  • Sensitivity Analysis and Constrained Multiobjective Optimization of Computer Experiments: A Case Study of a Centrifugal Compressor Impeller

    Authors: Sonja Kuhnt (Dortmund University of Applied Sciences and Arts)
    Primary area of focus / application: Other: Computer experiments
    Keywords: Computer experiments, Kriging, Global optimization, Sensitivity analysis
    Submitted at 8-May-2018 10:46 by Sonja Kuhnt
    3-Sep-2018 14:20 Sensitivity Analysis and Constrained Multiobjective Optimization of Computer Experiments: A Case Study of a Centrifugal Compressor Impeller
    Computer simulations often replace real-life experiments in engineering and natural sciences nowadays. For the whole process chain of energy transformation, turbo machines play an important role. Centrifugal compressor impellers are a vital part of turbo machines. In our application, a specific impeller geometry is simulated over the entire operating range with regard to its efficiency. As the simulations are very time-consuming and complex, we built meta-models and base sensitivity analysis and optimization on them. Gaussian process models, better known as Kriging models, are a common choice.

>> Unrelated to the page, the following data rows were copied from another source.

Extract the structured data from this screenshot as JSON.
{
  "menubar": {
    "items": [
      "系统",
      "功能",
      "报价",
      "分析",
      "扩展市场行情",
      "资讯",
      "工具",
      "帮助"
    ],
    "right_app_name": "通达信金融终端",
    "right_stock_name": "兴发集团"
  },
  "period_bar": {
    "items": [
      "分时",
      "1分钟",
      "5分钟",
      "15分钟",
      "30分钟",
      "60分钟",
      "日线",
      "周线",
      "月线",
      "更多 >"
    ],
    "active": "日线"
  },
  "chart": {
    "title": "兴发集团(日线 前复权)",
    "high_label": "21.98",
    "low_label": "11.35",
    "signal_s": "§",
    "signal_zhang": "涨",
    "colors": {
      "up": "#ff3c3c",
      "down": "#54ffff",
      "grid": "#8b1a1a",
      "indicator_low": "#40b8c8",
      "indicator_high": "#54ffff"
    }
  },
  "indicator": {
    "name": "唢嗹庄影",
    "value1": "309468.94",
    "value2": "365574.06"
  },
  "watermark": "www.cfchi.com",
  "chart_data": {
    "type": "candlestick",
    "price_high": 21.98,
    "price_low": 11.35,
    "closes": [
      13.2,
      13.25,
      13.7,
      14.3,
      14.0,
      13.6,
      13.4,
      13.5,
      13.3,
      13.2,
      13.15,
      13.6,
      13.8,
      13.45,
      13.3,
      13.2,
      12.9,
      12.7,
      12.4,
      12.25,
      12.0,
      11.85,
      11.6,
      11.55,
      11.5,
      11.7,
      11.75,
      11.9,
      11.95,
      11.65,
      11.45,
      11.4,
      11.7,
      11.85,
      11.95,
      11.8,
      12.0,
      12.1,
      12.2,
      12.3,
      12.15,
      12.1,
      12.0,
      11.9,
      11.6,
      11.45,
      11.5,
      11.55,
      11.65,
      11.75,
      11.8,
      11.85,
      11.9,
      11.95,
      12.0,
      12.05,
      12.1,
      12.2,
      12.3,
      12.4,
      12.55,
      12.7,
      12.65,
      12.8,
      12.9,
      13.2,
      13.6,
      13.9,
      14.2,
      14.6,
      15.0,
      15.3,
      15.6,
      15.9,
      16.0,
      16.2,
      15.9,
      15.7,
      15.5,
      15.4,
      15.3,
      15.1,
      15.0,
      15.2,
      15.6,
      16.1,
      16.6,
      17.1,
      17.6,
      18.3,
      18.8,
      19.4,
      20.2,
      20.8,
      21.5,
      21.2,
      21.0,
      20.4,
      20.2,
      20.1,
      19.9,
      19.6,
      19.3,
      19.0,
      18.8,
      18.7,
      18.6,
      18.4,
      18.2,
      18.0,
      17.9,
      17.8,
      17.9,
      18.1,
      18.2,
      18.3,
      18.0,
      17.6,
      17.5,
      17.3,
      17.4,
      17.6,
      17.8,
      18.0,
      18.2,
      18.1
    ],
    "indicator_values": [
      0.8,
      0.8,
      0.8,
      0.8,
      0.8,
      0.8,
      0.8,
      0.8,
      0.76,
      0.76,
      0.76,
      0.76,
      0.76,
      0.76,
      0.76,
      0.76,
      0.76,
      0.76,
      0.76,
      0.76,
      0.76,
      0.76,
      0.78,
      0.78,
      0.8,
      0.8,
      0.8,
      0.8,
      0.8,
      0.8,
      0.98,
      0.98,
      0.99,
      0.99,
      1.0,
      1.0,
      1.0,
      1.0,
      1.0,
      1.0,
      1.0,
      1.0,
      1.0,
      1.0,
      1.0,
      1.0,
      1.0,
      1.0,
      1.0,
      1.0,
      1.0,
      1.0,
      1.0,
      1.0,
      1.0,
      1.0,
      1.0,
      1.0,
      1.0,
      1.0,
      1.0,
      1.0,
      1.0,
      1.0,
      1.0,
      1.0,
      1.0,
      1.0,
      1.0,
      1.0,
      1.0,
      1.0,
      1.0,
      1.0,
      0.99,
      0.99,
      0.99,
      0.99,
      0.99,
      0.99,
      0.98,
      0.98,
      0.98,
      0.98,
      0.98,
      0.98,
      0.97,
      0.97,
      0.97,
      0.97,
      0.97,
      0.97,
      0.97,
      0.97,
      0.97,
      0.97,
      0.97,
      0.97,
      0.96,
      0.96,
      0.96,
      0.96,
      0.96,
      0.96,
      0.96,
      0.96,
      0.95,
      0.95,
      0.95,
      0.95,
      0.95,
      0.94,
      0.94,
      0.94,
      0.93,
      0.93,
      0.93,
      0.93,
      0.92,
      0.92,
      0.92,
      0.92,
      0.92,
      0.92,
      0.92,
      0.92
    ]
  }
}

    Sensitivity analysis investigates how the input variables contribute to the variation of the outcome. A popular method is the use of Sobol indices which quantify the importance of individual input variables or groups of them. We review the Sobol sensitivity indices and the more recently developed total interaction indices (TII) and show how to display them in so-called FANOVA graphs. Besides increasing the knowledge about the unknown black-box function, results from sensitivity analysis are useful within modeling and optimization.

    When searching for a global optimum, the well-known efficient global optimization (EGO) procedure considers prediction values as well as the model uncertainty. The compressor impeller application requires the optimization of multiple responses under additional constraints. We apply and compare possible extensions of the EGO algorithm.